AB - Purpose: This paper aims to analyse the extent to which recent changes in the law, most notably the Homes (Fitness for Human Habitation) Act 2018, and proposals for changes in tenant redress, will help tenants living in the private rented sector with issues of disrepair and poor living conditions.Design/methodology/approach: It applies theoretical scholarship on procedural justice, to two proposals for reform: compulsory membership of redress schemes and a new housing court or use of the first-Tier Tribunal for claims relating to disrepair.Findings: The Homes (Fitness for Human Habitation) Act 2018 will not provide decent private rented homes without increased security of tenure and a requirement for inspection prior to letting. Tenants should have the right to a fit home at the time of moving in and a cheap and relatively fast method of redress when things go wrong. A combination of compulsory licencing, membership of an ombudsman scheme and either the transfer of disrepair cases to the first-Tier Tribunal or a new housing court would provide the best overall solution for tenants with regard to repair and condition.Originality/value: This article contributes to the important scholarship on procedural justice and applies it to ongoing current debates regarding disrepair in the private rented sector.
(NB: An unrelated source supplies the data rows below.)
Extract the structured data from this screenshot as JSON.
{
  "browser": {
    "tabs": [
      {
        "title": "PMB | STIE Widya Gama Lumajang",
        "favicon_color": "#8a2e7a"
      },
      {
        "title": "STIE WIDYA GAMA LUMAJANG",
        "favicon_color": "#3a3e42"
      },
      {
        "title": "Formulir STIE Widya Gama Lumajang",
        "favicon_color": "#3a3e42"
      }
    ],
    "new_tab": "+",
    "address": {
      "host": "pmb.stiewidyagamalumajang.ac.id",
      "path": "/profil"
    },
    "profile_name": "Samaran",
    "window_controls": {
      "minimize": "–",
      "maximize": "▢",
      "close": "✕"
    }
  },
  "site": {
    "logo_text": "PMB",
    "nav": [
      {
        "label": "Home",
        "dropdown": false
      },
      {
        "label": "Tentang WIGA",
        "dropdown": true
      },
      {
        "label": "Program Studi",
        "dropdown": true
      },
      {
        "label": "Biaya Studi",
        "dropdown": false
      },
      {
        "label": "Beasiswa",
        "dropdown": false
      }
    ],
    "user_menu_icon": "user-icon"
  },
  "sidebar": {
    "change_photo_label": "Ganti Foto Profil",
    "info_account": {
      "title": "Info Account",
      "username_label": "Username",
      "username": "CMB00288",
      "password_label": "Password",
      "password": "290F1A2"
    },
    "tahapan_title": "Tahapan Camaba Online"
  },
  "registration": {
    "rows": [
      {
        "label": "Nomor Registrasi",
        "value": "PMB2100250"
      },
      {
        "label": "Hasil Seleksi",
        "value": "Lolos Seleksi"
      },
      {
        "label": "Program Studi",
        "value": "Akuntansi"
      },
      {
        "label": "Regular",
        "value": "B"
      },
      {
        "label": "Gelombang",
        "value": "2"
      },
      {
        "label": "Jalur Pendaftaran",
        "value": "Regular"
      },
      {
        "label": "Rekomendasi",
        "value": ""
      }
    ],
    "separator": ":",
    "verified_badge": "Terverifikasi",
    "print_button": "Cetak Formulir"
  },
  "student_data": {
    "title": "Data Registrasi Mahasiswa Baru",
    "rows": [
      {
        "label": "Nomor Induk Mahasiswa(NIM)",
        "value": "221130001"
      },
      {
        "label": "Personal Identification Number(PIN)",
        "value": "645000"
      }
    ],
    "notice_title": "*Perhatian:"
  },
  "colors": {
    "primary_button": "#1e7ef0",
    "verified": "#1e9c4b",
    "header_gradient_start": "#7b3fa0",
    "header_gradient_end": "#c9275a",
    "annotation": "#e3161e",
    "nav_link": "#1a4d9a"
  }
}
KW - repair

KW - disrepair

KW - procedural justice

KW - decent homes

KW - housing count

KW - fitness for habitation

M3 - Article

JO - Journal of Property, Planning and Environmental Law

JF - Journal of Property, Planning and Environmental Law

SN - 2514-9407

ER -

ID: 25482793